→ Records for this task

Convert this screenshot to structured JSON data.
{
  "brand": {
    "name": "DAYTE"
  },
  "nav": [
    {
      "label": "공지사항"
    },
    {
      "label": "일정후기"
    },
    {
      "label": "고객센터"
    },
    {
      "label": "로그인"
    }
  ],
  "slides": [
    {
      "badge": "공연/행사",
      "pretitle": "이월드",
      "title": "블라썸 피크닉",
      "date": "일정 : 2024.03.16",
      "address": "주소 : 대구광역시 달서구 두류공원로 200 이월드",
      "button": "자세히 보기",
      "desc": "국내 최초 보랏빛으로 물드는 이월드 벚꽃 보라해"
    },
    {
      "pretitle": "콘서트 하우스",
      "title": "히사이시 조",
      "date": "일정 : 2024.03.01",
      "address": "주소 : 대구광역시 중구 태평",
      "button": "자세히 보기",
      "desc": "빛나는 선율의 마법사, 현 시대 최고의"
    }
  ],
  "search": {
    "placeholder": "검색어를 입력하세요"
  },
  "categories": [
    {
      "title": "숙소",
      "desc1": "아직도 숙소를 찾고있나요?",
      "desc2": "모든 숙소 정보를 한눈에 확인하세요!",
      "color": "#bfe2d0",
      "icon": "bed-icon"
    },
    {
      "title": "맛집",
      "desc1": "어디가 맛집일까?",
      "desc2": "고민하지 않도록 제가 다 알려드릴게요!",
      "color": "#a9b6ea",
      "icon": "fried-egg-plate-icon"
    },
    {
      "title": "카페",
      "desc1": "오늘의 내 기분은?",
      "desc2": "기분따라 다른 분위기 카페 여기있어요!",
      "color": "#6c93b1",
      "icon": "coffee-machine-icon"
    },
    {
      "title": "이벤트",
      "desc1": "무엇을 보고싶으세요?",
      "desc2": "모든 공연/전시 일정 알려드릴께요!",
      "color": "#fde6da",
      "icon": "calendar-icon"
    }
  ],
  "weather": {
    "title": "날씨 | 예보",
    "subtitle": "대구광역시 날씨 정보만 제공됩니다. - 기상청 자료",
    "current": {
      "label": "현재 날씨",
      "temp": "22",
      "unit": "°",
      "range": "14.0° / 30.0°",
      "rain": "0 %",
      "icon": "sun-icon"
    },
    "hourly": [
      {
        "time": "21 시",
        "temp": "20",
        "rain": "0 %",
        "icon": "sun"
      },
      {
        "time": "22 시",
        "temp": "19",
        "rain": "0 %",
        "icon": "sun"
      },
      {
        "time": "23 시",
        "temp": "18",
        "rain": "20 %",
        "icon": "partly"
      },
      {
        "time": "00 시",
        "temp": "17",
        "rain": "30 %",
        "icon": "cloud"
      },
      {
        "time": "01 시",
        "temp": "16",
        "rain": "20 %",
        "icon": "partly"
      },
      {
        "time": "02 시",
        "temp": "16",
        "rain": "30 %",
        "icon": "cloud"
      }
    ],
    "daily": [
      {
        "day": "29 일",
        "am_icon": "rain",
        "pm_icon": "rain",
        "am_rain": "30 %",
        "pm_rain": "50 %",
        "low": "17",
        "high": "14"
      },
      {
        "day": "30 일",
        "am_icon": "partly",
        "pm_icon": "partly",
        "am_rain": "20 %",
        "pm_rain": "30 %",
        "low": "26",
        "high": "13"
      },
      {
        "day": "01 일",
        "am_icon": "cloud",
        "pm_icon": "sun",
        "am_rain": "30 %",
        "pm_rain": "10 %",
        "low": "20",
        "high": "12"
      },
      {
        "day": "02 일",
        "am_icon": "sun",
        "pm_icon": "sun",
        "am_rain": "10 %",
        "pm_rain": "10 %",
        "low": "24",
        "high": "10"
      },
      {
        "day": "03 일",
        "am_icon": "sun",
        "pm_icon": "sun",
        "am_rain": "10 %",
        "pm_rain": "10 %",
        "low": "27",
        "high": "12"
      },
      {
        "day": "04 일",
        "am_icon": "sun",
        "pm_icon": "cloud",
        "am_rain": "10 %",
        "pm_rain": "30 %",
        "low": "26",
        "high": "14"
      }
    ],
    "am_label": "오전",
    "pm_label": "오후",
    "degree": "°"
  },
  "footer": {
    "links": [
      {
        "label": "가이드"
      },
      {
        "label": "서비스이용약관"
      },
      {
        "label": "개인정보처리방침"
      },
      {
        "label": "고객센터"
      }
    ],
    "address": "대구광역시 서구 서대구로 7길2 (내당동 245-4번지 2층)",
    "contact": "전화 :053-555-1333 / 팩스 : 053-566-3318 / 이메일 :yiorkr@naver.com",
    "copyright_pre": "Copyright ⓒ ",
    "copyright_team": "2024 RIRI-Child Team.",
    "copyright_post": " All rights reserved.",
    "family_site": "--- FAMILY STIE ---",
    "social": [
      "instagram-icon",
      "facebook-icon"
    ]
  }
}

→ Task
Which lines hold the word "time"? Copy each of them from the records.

→ Exercise response
        "time": "21 시",
        "time": "22 시",
        "time": "23 시",
        "time": "00 시",
        "time": "01 시",
        "time": "02 시",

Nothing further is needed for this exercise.